ASN's Mission

To create a world without kidney diseases, the ASN Alliance for Kidney Health elevates care by educating and informing, driving breakthroughs and innovation, and advocating for policies that create transformative changes in kidney medicine throughout the world.

learn more

Contact ASN

1401 H St, NW, Ste 900, Washington, DC 20005

email@asn-online.org

202-640-4660

The Latest on Twitter

Kidney Week

Abstract: FR-PO103

Unusual Consequences of Dietary Supplements in a Patient Presenting With AKI

Session Information

Category: Acute Kidney Injury

  • 101 AKI: Epidemiology‚ Risk Factors‚ and Prevention

Authors

  • Badra, Sherif, University of Florida, Gainesville, Florida, United States
  • Chamarthi, Gajapathiraju, University of Florida, Gainesville, Florida, United States
  • Ortiz Espinal, Ramon, University of Florida, Gainesville, Florida, United States
  • Clapp, William L., University of Florida, Gainesville, Florida, United States
  • Ruchi, Rupam, University of Florida, Gainesville, Florida, United States
Introduction

Oxalate nephropathy is a rare disorder that can lead to acute kidney injury (AKI). Hereby, we report a case of secondary oxalate nephropathy with biopsy proven oxalate crystalline deposits.

Case Description

A 26-year-old male was referred for hospital admission after blood work showed worsening of creatinine (cr) from baseline 1.1 to 3.2 mg/dl. Past medical history was significant for polyglandular autoimmune syndrome and pancreatic insufficiency treated with pancreatic enzyme replacement therapy. The patient reported single episode of nephrolithiasis 7 years ago. Ultrasound showed no hydronephrosis or stones. Acute interstitial nephritis was suspected based on recent use of antibiotics for skin lesions consistent with sweet syndrome. Kidney biopsy was performed and showed tubulopathy with calcium oxalate deposits (Figure 1).

Upon further evaluation in our stone clinic, patient reported taking daily Vitamin C and high oxalate supplements (turmeric). Genetic testing for primary hyperoxaluria was negative, and serum oxalate was normal.
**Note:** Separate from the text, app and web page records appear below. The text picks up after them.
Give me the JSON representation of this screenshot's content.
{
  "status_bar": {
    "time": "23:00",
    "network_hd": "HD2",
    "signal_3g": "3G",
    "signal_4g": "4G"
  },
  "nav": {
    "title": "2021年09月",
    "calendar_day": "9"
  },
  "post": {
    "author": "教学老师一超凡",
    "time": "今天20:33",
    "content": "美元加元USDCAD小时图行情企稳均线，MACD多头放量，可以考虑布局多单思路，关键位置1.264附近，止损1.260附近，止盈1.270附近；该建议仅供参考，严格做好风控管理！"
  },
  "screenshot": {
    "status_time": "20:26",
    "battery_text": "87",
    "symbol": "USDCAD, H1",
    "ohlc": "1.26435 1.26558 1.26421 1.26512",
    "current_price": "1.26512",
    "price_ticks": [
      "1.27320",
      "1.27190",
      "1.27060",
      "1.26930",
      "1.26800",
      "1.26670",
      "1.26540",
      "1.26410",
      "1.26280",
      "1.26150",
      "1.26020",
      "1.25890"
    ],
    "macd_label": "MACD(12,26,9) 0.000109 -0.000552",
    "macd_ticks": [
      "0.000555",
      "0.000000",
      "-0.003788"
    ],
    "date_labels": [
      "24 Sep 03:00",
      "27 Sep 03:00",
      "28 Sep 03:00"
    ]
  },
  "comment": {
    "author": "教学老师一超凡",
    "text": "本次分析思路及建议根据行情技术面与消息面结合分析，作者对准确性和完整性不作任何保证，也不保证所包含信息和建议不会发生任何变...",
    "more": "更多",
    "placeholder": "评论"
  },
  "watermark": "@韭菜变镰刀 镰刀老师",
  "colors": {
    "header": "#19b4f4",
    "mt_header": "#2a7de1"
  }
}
Patient was advised to maintain low oxalate diet and discontinue the supplements. Subsequent 24-hour urine showed an oxalate of 51 mg/d. Although there was partial recovery of renal function on follow up, with cr improving to 1.6 mg/dl, he developed chronic kidney disease (CKD) stage 3a secondary to oxalate nephropathy.

Discussion

Detailed history of high oxalate supplements is crucial for diagnosis of secondary hyperoxaluria. Renal biopsy can be useful in cases of oxalate nephropathy when etiology of AKI is unclear.

Physicians should be aware about that condition that can lead to kidney failure. Our case shows the importance of kidney biopsy to diagnose oxalate nephropathy.